"There seems to be a misunderstanding." How Australia found, and then lost, our first gay cricketer.


If you Google the term ‘gay cricketer’ it will take less a fraction of a second for you to be delivered the result: James Faulkner.

There’s just one significant problem.

James Faulkner is not gay.

But for one night, at the end of April, 2019, a lot of people thought he was.

He made history. Right before he… didn’t.

An Instagram post shared to Faulkner’s 340,000 followers at around 9pm on Wednesday pictured the 29-year-old , who plays for Tasmania, sitting alongside his mother and another friend.

The caption read, “Birthday dinner with the boyfriend and my mother,” and was followed by the hashtag #togetherfor5years.


Overnight, the post attracted more than 18,000 likes and hundreds of comments, most congratulating Faulkner on his bravery.

“Happy birthday mate! Great courage,” fellow cricketer Glenn Maxwell commented, with AFL player Dale Thomas adding, “Well done brother, so happy for you both.”

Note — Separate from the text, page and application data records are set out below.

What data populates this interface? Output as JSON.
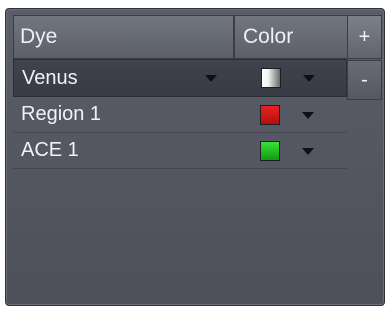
{
  "header": {
    "dye_label": "Dye",
    "color_label": "Color"
  },
  "buttons": {
    "add_label": "+",
    "remove_label": "-"
  },
  "rows": [
    {
      "name": "Venus",
      "color": "gradient-gray",
      "swatch_colors": [
        "#ffffff",
        "#404040"
      ],
      "selected": true
    },
    {
      "name": "Region 1",
      "color": "red",
      "swatch_colors": [
        "#e01a1a",
        "#b80e0e"
      ],
      "selected": false
    },
    {
      "name": "ACE 1",
      "color": "green",
      "swatch_colors": [
        "#2bd42b",
        "#0f9a0f"
      ],
      "selected": false
    }
  ],
  "icons": {
    "dye_dropdown": "chevron-down-icon",
    "color_dropdown": "chevron-down-icon"
  }
}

One word and a hashtag were enough for the media to run with it – perhaps proving our desperation to print the headline in the first place.

The only international cricketer to openly identify as gay during his career is England’s Steven Davies, a decision that was considered “groundbreaking” and “courageous” in 2011.

In Australia, you could count on one hand professional sportsmen who are openly gay. Ian Roberts was the first high-profile Australian sports person to ‘come out’ to the public as gay in 1995, and the first rugby footballer in the world.

It was only last year that French footballer Olivier Giroud said, “It’s impossible to be openly homosexual in football,” with only two openly gay professional players in world soccer.


To have an Australian cricketer put his hand up, and add his name to a disproportionately short list of LGBTQI sportsmen, would’ve indeed been a moment worthy of celebration.

But then Cricket Australia released their statement.

“[James Faulkner’s] comment was made as a genuine reflection of his relationship with his business partner, best friend and housemate of five years. He was not contacted for clarification before some outlets reported his Instagram post as an announcement of a homosexual relationship,” the statement read.

“James and CA are supportive of the LGBQTI community and recognise coming out can be an incredibly emotional time. The post was not in any way meant to make light of this and, though the support from the community was overwhelming and positive, Cricket Australia apologises for any unintended offence.”

They also clarified that “the social commentary this morning” was never intended to be a joke by Faulkner.

Faulkner then shared an additional post on Instagram with the caption: “There seems to be a misunderstanding about my post from last night, I am not gay, however it has been fantastic to see the support from and for the LBGT community. Let’s never forget love is love, however @robjubbsta is just a great friend. Last night marked five years of being house mates! Good on everyone for being so supportive.”


And just like that, we were back at square one.

In 24 hours we found, and then lost, our first gay cricketer.

Let’s hope the outpouring of support will encourage the next man, who feels his sexuality is incompatible with the world in which he operates, to publicly identify as gay.